Yellowstone National Park offers some great drives in winter, too.
Drivers have one option after it snows in Yellowstone National Park: the obsessively plowed road between the Montana gateway towns of Gardiner and Cooke City. The 55-mile stretch passes snowbound bison, steaming hot springs, and frozen waterfalls—no wrong turns possible. Still, drive with caution. Animals like plowed roads, too. Area code is 406.
1 GARDINER At the Tumbleweed Bookstore and Café (848-2225), sip fair-trade cappuccino while reading up on grizzly maulings. Lunch is panini and wraps named for the workers’ pets. At the Lighthouse Restaurant north of town near the Yellowstone River (848-2201), enjoy sushi, lamb burgers, and curry (but no alcohol).

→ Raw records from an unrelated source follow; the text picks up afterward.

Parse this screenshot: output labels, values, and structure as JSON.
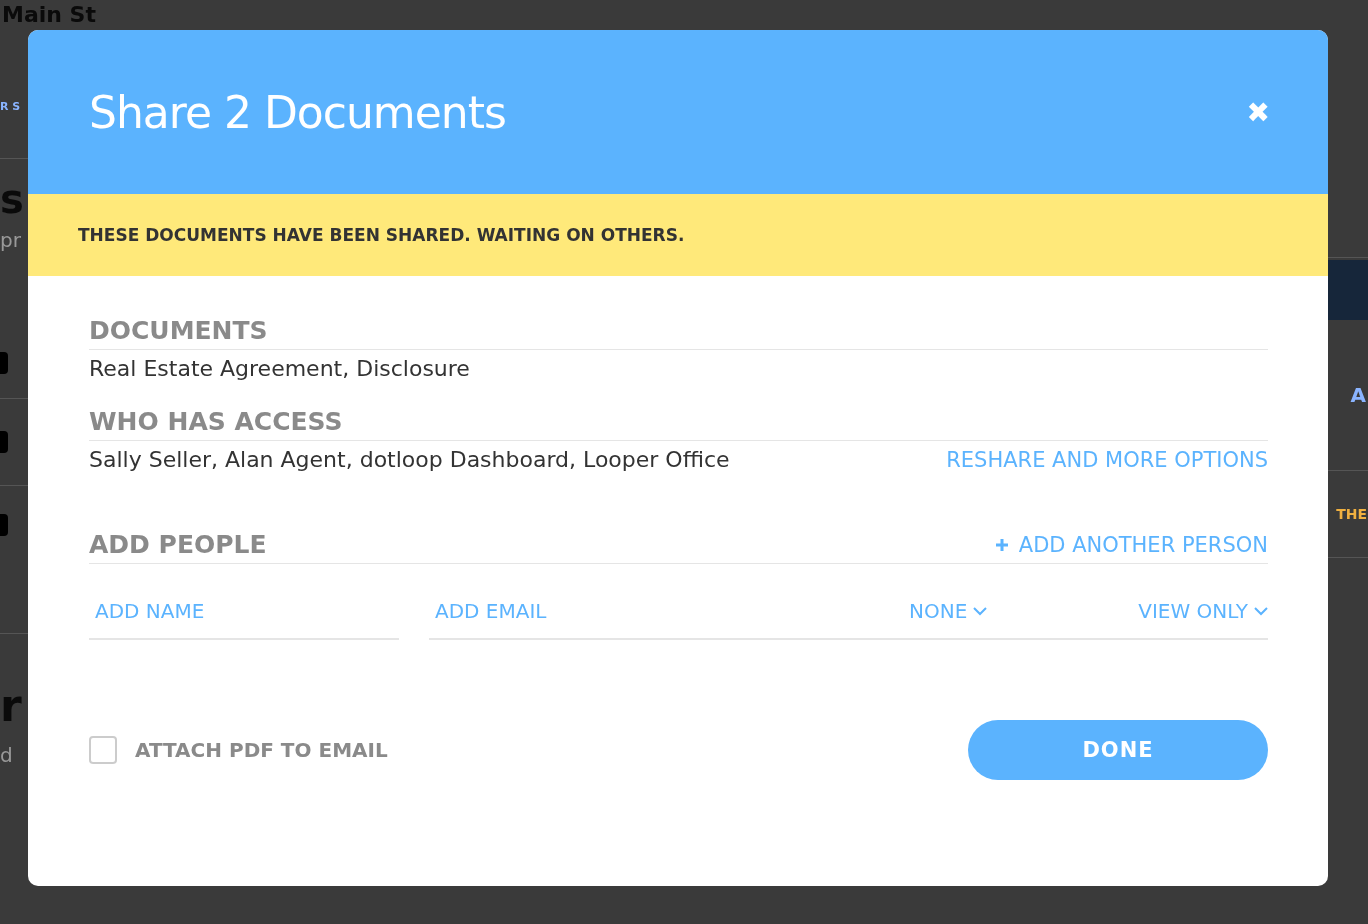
{
  "background_page": {
    "title": "Main St",
    "subtitle": "R S",
    "heading": "s",
    "subheading": "pr",
    "right_column_label": "A",
    "right_status": "THE",
    "section_heading": "r",
    "section_text": "d"
  },
  "dialog": {
    "title": "Share 2 Documents",
    "close": "✖",
    "banner": "THESE DOCUMENTS HAVE BEEN SHARED. WAITING ON OTHERS.",
    "documents": {
      "heading": "DOCUMENTS",
      "value": "Real Estate Agreement, Disclosure"
    },
    "access": {
      "heading": "WHO HAS ACCESS",
      "value": "Sally Seller, Alan Agent, dotloop Dashboard, Looper Office",
      "link": "RESHARE AND MORE OPTIONS"
    },
    "add_people": {
      "heading": "ADD PEOPLE",
      "add_link": "ADD ANOTHER PERSON",
      "name_placeholder": "ADD NAME",
      "email_placeholder": "ADD EMAIL",
      "role": "NONE",
      "permission": "VIEW ONLY"
    },
    "attach_pdf": {
      "label": "ATTACH PDF TO EMAIL",
      "checked": false
    },
    "done": "DONE"
  }
}
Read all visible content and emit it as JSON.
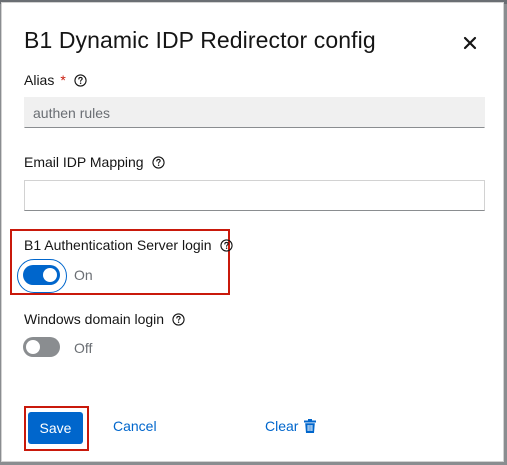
{
  "modal": {
    "title": "B1 Dynamic IDP Redirector config",
    "close_icon": "close-icon"
  },
  "fields": {
    "alias": {
      "label": "Alias",
      "required_mark": "*",
      "value": "authen rules",
      "readonly": true
    },
    "email_idp_mapping": {
      "label": "Email IDP Mapping",
      "value": "",
      "placeholder": ""
    },
    "b1_auth_server_login": {
      "label": "B1 Authentication Server login",
      "state_text": "On",
      "checked": true
    },
    "windows_domain_login": {
      "label": "Windows domain login",
      "state_text": "Off",
      "checked": false
    }
  },
  "actions": {
    "save_label": "Save",
    "cancel_label": "Cancel",
    "clear_label": "Clear",
    "clear_icon": "trash-icon"
  },
  "colors": {
    "primary": "#0066cc",
    "required": "#c9190b",
    "highlight": "#c9190b"
  }
}
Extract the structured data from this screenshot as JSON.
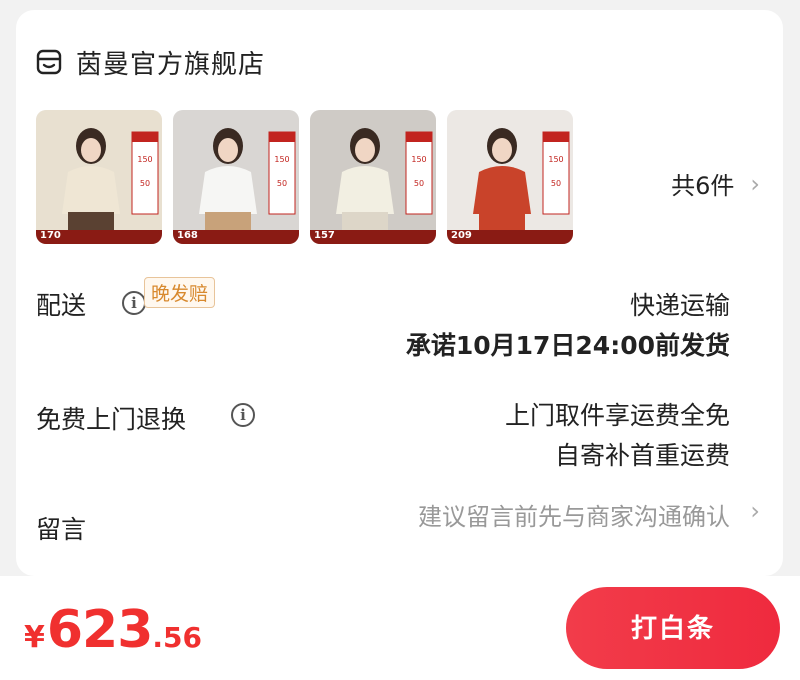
{
  "store": {
    "name": "茵曼官方旗舰店",
    "icon": "store-icon"
  },
  "products": {
    "items": [
      {
        "price": "170",
        "color": "#e8e0d0",
        "top": "#efe6d4",
        "bottom": "#5a4132"
      },
      {
        "price": "168",
        "color": "#d9d6d3",
        "top": "#f6f6f4",
        "bottom": "#c8a27a"
      },
      {
        "price": "157",
        "color": "#cfcbc6",
        "top": "#f2efe2",
        "bottom": "#ddd6c8"
      },
      {
        "price": "209",
        "color": "#ece8e4",
        "top": "#c9432a",
        "bottom": "#c9432a"
      }
    ],
    "count_label": "共6件"
  },
  "delivery": {
    "label": "配送",
    "badge": "晚发赔",
    "method": "快递运输",
    "promise": "承诺10月17日24:00前发货"
  },
  "returns": {
    "label": "免费上门退换",
    "line1": "上门取件享运费全免",
    "line2": "自寄补首重运费"
  },
  "message": {
    "label": "留言",
    "placeholder": "建议留言前先与商家沟通确认"
  },
  "footer": {
    "currency": "¥",
    "price_int": "623",
    "price_dec": ".56",
    "pay_label": "打白条"
  },
  "colors": {
    "accent": "#f0302f",
    "badge": "#d8892e"
  }
}
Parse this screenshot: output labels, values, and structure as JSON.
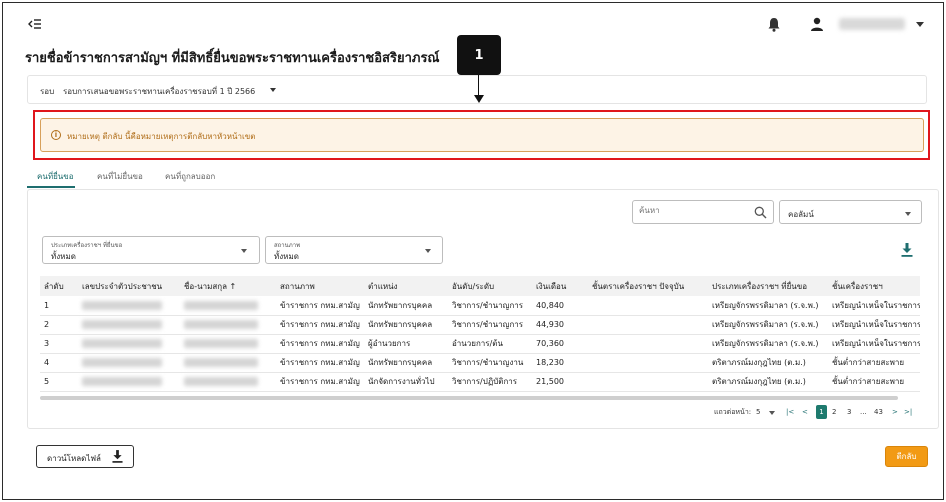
{
  "page": {
    "title": "รายชื่อข้าราชการสามัญฯ ที่มีสิทธิ์ยื่นขอพระราชทานเครื่องราชอิสริยาภรณ์"
  },
  "callout": {
    "number": "1"
  },
  "round": {
    "label": "รอบ",
    "value": "รอบการเสนอขอพระราชทานเครื่องราชรอบที่ 1 ปี 2566"
  },
  "note": {
    "text": "หมายเหตุ ตีกลับ นี้คือหมายเหตุการตีกลับหาหัวหน้าเขต"
  },
  "tabs": [
    {
      "label": "คนที่ยื่นขอ",
      "active": true
    },
    {
      "label": "คนที่ไม่ยื่นขอ",
      "active": false
    },
    {
      "label": "คนที่ถูกลบออก",
      "active": false
    }
  ],
  "search": {
    "placeholder": "ค้นหา"
  },
  "column_select": {
    "label": "คอลัมน์"
  },
  "filters": [
    {
      "label": "ประเภทเครื่องราชฯ ที่ยื่นขอ",
      "value": "ทั้งหมด"
    },
    {
      "label": "สถานภาพ",
      "value": "ทั้งหมด"
    }
  ],
  "table": {
    "columns": [
      "ลำดับ",
      "เลขประจำตัวประชาชน",
      "ชื่อ-นามสกุล ↑",
      "สถานภาพ",
      "ตำแหน่ง",
      "อันดับ/ระดับ",
      "เงินเดือน",
      "ชั้นตราเครื่องราชฯ ปัจจุบัน",
      "ประเภทเครื่องราชฯ ที่ยื่นขอ",
      "ชั้นเครื่องราชฯ"
    ],
    "rows": [
      [
        "1",
        "",
        "",
        "ข้าราชการ กทม.สามัญ",
        "นักทรัพยากรบุคคล",
        "วิชาการ/ชำนาญการ",
        "40,840",
        "",
        "เหรียญจักรพรรดิมาลา (ร.จ.พ.)",
        "เหรียญนำเหน็จในราชการ"
      ],
      [
        "2",
        "",
        "",
        "ข้าราชการ กทม.สามัญ",
        "นักทรัพยากรบุคคล",
        "วิชาการ/ชำนาญการ",
        "44,930",
        "",
        "เหรียญจักรพรรดิมาลา (ร.จ.พ.)",
        "เหรียญนำเหน็จในราชการ"
      ],
      [
        "3",
        "",
        "",
        "ข้าราชการ กทม.สามัญ",
        "ผู้อำนวยการ",
        "อำนวยการ/ต้น",
        "70,360",
        "",
        "เหรียญจักรพรรดิมาลา (ร.จ.พ.)",
        "เหรียญนำเหน็จในราชการ"
      ],
      [
        "4",
        "",
        "",
        "ข้าราชการ กทม.สามัญ",
        "นักทรัพยากรบุคคล",
        "วิชาการ/ชำนาญงาน",
        "18,230",
        "",
        "ตริตาภรณ์มงกุฎไทย (ต.ม.)",
        "ชั้นต่ำกว่าสายสะพาย"
      ],
      [
        "5",
        "",
        "",
        "ข้าราชการ กทม.สามัญ",
        "นักจัดการงานทั่วไป",
        "วิชาการ/ปฏิบัติการ",
        "21,500",
        "",
        "ตริตาภรณ์มงกุฎไทย (ต.ม.)",
        "ชั้นต่ำกว่าสายสะพาย"
      ]
    ]
  },
  "pagination": {
    "rows_per_page_label": "แถวต่อหน้า:",
    "rows_per_page": "5",
    "first": "|<",
    "prev": "<",
    "pages": [
      "1",
      "2",
      "3",
      "...",
      "43"
    ],
    "next": ">",
    "last": ">|"
  },
  "buttons": {
    "download": "ดาวน์โหลดไฟล์",
    "back": "ตีกลับ"
  },
  "colors": {
    "accent": "#1e6e6f",
    "highlight": "#e0161c",
    "note_bg": "#fdf3e6",
    "note_text": "#b06d18",
    "back_button": "#f29a14"
  }
}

2 BOILING RIVER Grab your parka and swimsuit for the half-mile hike along the icy Gardiner River. At trail’s end, a stream of hot water plunges into the river, creating a mildly sulfurous Jacuzzi. You’ll remember your first step back into winter air.
3 MAMMOTH HOT SPRINGS A full-body blast of steam from the springs’ gleaming mineral terraces feels great on a cold day. You may well find bison sharing the warmth.
4 UNDINE FALLS Pull off the road—carefully. With luck, you’ll see a wall of ice against a basalt backdrop.
5 TOWER FALL Got snowshoes or cross-country skis? A 2.5-mile trek on a snow-covered road takes you to a spectacular icy cascade.
6 LAMAR VALLEY While bison and elk crowd this area, aka Yellowstone’s Serengeti, most wildlife fans focus on the wolf packs that dog the herds. Spot a stand of tripods and telephoto lenses, and wolves aren’t far away.
7 COOKE CITY This may be a wilderness outpost, but at the Bistro Café you can still get $50 chateaubriand and a $190 bottle of meursault. For less pricey decadence, try the pesto trout. 838-2160.
Illustration by Michael Klein
This article was first published in January 2007. Some facts may have aged gracelessly. Please call ahead to verify information.